- EXERCISE -
Return every line from the records below in which the word "devtools" is found.

[Entries taken from a collection]
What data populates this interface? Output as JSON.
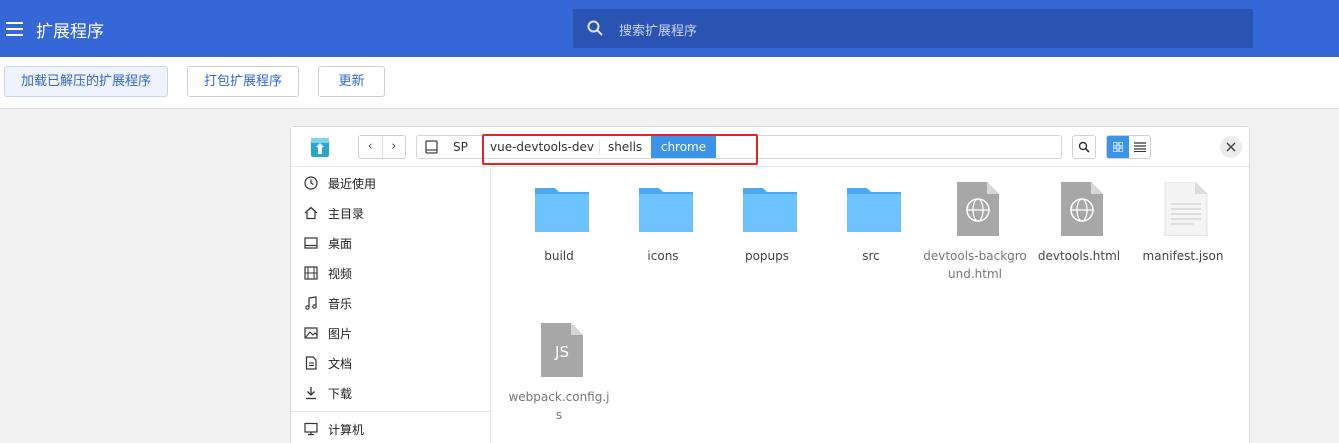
{
  "appbar": {
    "title": "扩展程序",
    "search_placeholder": "搜索扩展程序",
    "color": "#3567d7"
  },
  "toolbar": {
    "load_unpacked": "加载已解压的扩展程序",
    "pack": "打包扩展程序",
    "update": "更新"
  },
  "dialog": {
    "breadcrumbs": [
      "SP",
      "vue-devtools-dev",
      "shells",
      "chrome"
    ],
    "active_crumb": "chrome",
    "sidebar": [
      {
        "label": "最近使用",
        "icon": "clock-icon"
      },
      {
        "label": "主目录",
        "icon": "home-icon"
      },
      {
        "label": "桌面",
        "icon": "desktop-icon"
      },
      {
        "label": "视频",
        "icon": "video-icon"
      },
      {
        "label": "音乐",
        "icon": "music-icon"
      },
      {
        "label": "图片",
        "icon": "picture-icon"
      },
      {
        "label": "文档",
        "icon": "document-icon"
      },
      {
        "label": "下载",
        "icon": "download-icon"
      },
      {
        "label": "计算机",
        "icon": "computer-icon"
      }
    ],
    "files": [
      {
        "name": "build",
        "type": "folder"
      },
      {
        "name": "icons",
        "type": "folder"
      },
      {
        "name": "popups",
        "type": "folder"
      },
      {
        "name": "src",
        "type": "folder"
      },
      {
        "name": "devtools-background.html",
        "type": "html"
      },
      {
        "name": "devtools.html",
        "type": "html"
      },
      {
        "name": "manifest.json",
        "type": "text"
      },
      {
        "name": "webpack.config.js",
        "type": "js"
      }
    ],
    "js_badge": "JS"
  }
}
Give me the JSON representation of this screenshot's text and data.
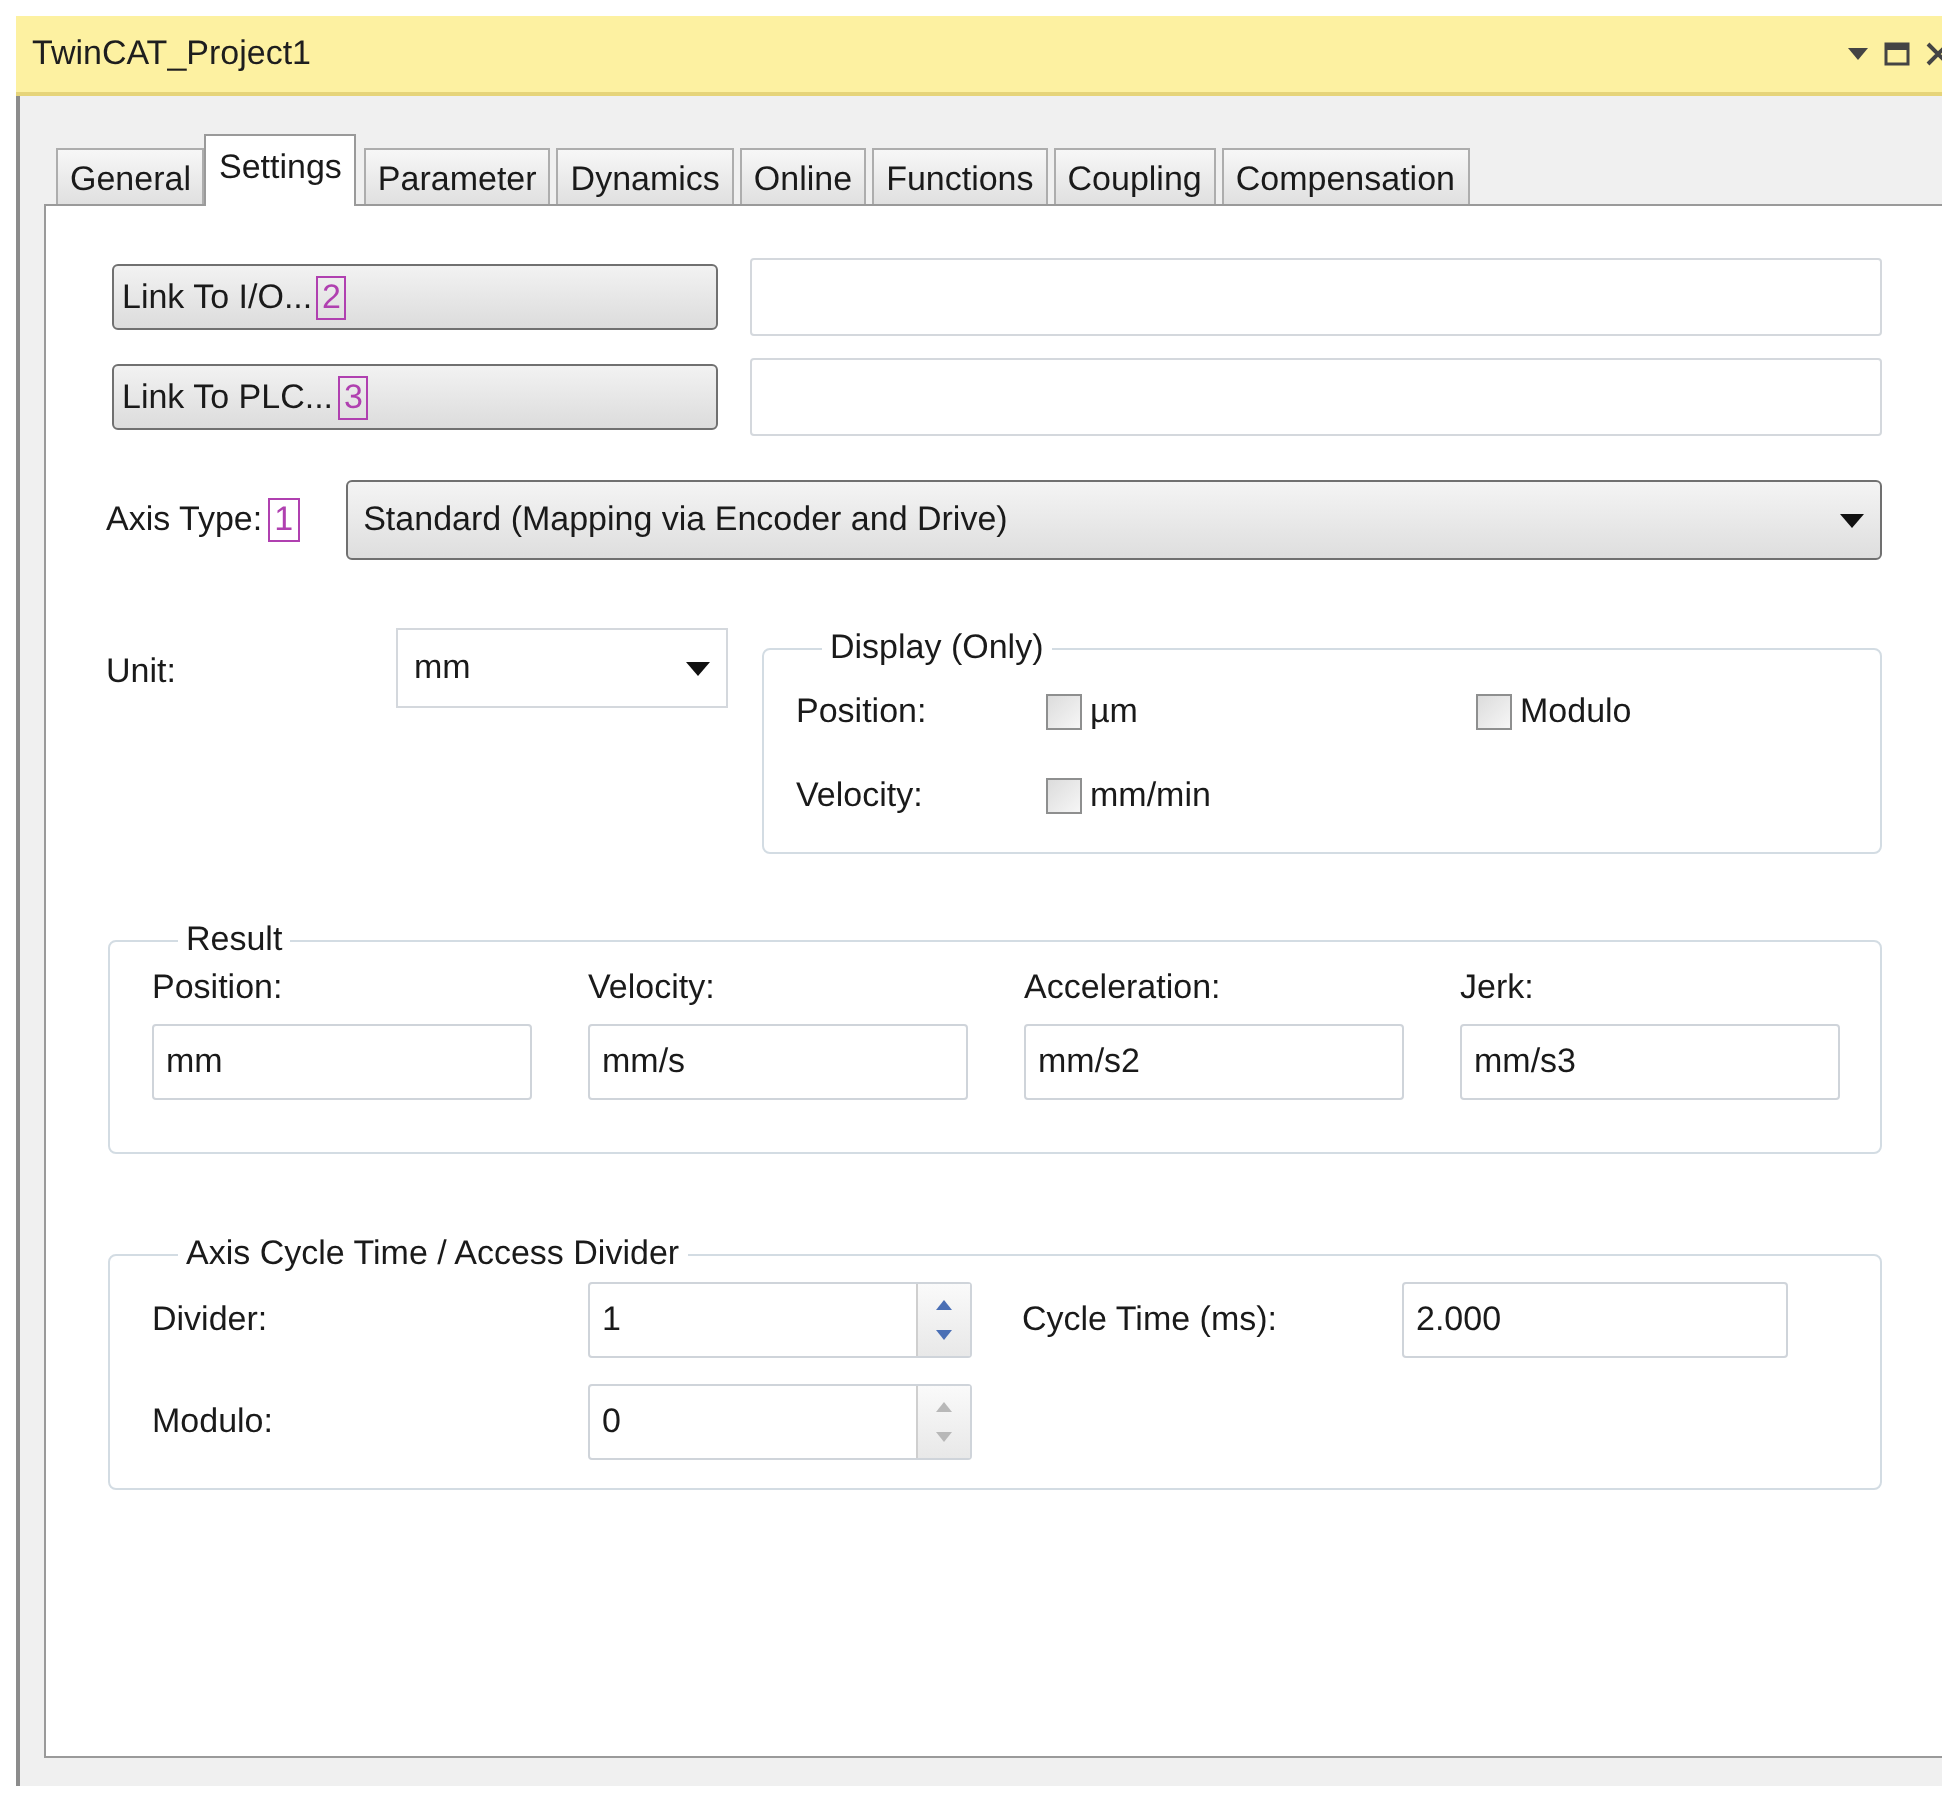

- WRITTEN RESPONSE -
      "vue-devtools-dev",
        "name": "devtools-background.html",
        "name": "devtools.html",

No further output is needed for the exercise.